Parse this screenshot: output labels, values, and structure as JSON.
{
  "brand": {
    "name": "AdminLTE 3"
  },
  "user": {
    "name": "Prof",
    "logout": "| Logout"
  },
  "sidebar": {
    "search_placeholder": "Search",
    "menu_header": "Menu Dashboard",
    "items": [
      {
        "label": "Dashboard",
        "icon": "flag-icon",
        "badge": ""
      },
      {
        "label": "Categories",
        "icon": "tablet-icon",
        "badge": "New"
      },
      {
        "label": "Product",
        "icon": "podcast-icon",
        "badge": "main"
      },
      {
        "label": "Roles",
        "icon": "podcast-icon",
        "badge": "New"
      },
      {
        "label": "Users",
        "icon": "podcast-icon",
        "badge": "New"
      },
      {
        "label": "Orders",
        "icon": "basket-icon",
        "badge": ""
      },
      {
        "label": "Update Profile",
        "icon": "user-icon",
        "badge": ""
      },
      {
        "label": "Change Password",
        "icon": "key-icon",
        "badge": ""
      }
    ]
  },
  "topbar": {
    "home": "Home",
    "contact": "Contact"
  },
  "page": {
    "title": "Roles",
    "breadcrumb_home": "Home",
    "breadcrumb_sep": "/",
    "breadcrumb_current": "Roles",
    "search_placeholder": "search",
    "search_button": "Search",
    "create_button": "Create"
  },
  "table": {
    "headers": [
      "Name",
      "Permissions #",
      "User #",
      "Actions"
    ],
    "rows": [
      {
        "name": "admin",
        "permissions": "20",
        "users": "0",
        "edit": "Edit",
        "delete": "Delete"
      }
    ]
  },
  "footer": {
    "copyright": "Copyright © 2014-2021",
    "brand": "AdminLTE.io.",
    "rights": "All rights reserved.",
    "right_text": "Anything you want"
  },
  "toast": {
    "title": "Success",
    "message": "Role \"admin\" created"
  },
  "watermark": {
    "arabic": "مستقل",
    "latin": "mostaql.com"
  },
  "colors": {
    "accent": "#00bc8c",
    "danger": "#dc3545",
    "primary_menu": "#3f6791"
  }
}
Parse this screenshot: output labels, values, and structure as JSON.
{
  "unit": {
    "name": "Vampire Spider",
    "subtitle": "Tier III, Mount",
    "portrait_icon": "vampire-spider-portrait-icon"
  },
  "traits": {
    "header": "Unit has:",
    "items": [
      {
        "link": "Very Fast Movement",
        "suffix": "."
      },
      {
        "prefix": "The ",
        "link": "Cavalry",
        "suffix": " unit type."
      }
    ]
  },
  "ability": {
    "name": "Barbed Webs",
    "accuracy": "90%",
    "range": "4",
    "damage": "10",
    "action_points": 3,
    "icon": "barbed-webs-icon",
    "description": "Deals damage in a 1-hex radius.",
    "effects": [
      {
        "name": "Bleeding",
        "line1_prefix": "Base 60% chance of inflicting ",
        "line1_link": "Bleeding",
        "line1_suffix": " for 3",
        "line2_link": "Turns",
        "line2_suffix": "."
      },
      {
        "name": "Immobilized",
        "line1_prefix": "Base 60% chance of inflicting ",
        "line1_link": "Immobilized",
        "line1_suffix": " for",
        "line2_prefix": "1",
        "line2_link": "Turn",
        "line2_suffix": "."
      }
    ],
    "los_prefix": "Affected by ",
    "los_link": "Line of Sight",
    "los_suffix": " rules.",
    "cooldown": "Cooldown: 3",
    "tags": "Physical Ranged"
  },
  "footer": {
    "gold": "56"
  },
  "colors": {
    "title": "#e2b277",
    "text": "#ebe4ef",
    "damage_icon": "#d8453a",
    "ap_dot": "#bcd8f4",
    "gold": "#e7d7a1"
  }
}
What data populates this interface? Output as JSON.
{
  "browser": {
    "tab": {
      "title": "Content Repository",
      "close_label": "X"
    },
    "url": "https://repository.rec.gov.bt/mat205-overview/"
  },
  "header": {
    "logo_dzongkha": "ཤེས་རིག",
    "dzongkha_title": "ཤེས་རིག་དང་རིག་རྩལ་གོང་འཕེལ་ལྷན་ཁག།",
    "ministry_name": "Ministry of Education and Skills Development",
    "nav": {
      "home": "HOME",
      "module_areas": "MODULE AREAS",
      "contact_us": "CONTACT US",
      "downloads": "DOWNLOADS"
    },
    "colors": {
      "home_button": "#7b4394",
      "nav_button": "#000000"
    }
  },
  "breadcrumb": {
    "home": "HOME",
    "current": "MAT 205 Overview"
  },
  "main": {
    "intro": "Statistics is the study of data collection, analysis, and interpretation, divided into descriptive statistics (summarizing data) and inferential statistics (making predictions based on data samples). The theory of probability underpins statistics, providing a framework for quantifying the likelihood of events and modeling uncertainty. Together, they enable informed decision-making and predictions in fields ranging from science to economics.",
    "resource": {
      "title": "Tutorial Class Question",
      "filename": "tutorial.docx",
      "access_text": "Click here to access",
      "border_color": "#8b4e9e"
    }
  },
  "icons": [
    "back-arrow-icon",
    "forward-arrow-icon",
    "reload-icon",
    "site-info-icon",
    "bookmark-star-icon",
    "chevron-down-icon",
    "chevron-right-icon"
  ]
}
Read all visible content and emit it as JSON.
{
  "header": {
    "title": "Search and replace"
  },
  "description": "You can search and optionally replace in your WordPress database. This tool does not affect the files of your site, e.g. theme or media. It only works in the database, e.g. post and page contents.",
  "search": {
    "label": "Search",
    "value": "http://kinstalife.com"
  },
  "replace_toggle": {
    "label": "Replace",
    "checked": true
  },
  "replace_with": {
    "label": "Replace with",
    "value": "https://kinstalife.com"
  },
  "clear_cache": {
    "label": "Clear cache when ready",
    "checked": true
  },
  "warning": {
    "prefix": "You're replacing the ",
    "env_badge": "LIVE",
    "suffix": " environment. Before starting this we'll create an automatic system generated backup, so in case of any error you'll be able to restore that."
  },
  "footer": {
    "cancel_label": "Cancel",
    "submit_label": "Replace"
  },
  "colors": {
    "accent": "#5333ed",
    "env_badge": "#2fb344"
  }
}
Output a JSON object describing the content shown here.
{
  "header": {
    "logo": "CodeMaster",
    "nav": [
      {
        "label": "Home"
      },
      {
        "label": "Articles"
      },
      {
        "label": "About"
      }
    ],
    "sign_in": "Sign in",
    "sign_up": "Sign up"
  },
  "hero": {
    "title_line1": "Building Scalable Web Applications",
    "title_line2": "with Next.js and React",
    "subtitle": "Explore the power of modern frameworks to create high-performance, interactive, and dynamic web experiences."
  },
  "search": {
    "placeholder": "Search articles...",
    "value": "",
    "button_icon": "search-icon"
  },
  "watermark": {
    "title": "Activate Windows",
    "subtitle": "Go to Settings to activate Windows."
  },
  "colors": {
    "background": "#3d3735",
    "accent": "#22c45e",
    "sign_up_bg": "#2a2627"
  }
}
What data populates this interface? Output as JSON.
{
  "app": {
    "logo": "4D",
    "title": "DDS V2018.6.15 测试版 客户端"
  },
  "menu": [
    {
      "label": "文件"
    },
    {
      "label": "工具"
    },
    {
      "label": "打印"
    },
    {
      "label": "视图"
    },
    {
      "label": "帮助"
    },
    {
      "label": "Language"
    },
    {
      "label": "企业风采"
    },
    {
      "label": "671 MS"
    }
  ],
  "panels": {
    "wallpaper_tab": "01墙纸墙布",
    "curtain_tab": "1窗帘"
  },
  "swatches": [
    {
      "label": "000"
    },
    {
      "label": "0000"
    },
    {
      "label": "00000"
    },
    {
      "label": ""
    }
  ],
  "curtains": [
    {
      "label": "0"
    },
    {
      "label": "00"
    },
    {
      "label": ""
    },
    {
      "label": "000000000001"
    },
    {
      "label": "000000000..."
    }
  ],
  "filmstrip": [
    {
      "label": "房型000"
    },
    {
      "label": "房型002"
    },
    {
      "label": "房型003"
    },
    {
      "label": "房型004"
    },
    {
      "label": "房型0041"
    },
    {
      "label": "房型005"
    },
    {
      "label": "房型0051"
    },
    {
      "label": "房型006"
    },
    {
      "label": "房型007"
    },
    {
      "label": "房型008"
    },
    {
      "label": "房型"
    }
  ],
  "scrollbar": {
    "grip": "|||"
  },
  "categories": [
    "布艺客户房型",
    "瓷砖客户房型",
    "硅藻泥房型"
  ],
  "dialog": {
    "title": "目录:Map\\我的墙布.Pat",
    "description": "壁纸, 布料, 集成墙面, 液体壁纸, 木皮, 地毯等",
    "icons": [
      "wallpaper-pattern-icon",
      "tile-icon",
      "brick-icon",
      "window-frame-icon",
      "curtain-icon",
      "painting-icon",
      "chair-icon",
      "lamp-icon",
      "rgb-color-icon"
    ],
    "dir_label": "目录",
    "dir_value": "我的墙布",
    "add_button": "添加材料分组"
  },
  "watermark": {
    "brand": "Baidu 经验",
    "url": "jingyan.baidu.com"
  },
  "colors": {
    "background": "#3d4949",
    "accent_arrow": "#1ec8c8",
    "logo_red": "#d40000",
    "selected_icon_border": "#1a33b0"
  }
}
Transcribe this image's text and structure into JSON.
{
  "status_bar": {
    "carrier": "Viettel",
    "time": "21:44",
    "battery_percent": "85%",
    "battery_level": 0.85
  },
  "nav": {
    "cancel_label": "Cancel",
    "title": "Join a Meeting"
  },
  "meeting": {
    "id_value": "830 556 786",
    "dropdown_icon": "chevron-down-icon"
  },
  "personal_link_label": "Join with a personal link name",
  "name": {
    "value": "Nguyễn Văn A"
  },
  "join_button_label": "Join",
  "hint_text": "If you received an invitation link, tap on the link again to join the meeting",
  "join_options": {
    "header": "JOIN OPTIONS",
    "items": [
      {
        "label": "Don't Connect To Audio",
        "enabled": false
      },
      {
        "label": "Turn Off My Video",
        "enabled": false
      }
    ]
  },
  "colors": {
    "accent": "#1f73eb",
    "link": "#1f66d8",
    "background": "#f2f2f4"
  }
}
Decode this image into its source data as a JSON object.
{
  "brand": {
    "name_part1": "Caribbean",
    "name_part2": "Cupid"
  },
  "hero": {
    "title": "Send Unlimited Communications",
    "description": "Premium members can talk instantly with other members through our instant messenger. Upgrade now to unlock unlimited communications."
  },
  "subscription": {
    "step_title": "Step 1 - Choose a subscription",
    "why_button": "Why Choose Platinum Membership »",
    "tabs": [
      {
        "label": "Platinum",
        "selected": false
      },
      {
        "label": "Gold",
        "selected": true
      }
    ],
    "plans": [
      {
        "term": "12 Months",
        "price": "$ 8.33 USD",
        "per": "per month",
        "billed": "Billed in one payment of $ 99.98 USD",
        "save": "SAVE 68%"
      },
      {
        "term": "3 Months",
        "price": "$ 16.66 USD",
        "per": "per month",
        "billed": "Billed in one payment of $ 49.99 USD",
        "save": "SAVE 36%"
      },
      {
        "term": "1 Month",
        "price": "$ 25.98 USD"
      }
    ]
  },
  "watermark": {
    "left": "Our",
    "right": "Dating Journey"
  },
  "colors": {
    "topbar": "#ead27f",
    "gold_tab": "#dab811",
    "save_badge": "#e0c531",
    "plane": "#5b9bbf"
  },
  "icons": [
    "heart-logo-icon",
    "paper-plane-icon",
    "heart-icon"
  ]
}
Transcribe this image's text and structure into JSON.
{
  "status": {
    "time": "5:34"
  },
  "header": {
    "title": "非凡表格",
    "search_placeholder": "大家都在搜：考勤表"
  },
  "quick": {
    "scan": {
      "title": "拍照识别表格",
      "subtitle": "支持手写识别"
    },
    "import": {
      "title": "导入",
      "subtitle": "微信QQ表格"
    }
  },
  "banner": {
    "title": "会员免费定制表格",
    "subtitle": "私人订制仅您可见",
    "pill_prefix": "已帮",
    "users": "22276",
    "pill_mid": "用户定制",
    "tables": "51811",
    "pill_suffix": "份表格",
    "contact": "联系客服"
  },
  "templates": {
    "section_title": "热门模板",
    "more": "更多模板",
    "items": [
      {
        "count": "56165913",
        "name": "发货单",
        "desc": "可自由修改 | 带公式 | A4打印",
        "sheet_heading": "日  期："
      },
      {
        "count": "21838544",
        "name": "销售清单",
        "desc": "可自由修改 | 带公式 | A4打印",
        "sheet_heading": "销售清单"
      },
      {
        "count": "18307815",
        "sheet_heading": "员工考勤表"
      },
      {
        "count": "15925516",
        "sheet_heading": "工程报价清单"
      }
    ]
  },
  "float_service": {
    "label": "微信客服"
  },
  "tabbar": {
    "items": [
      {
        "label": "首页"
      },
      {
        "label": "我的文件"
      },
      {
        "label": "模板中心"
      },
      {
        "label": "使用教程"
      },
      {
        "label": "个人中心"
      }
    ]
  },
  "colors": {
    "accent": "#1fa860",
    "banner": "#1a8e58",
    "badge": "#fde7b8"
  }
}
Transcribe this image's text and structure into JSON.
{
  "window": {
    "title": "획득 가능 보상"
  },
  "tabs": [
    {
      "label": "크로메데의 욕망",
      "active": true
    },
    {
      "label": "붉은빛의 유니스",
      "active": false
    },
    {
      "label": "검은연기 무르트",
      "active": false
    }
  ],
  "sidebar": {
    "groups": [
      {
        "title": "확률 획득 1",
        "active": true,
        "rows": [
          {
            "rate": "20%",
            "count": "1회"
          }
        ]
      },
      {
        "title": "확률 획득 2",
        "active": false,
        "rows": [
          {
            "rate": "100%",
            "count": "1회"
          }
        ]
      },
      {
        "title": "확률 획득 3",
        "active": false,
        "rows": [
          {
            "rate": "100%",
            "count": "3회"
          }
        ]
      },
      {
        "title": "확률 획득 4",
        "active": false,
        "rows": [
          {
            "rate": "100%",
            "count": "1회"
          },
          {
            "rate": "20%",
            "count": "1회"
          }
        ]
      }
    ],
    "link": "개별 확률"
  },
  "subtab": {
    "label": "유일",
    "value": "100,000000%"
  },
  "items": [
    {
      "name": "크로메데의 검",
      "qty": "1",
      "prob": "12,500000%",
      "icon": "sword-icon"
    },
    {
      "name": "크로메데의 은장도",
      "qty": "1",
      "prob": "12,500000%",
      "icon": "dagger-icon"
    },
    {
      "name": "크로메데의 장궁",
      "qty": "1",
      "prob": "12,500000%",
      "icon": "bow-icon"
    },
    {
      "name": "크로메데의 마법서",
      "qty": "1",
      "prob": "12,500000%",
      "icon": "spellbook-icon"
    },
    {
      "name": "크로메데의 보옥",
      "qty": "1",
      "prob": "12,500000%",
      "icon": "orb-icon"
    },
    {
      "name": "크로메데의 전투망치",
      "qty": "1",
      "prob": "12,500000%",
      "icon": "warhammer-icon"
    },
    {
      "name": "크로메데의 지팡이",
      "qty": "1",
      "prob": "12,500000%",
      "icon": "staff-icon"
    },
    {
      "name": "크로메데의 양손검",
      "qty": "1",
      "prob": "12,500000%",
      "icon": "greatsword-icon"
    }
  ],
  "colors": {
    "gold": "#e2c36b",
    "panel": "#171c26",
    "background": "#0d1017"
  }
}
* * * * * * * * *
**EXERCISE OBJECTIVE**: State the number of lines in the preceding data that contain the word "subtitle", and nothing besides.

**SOLUTION**: 6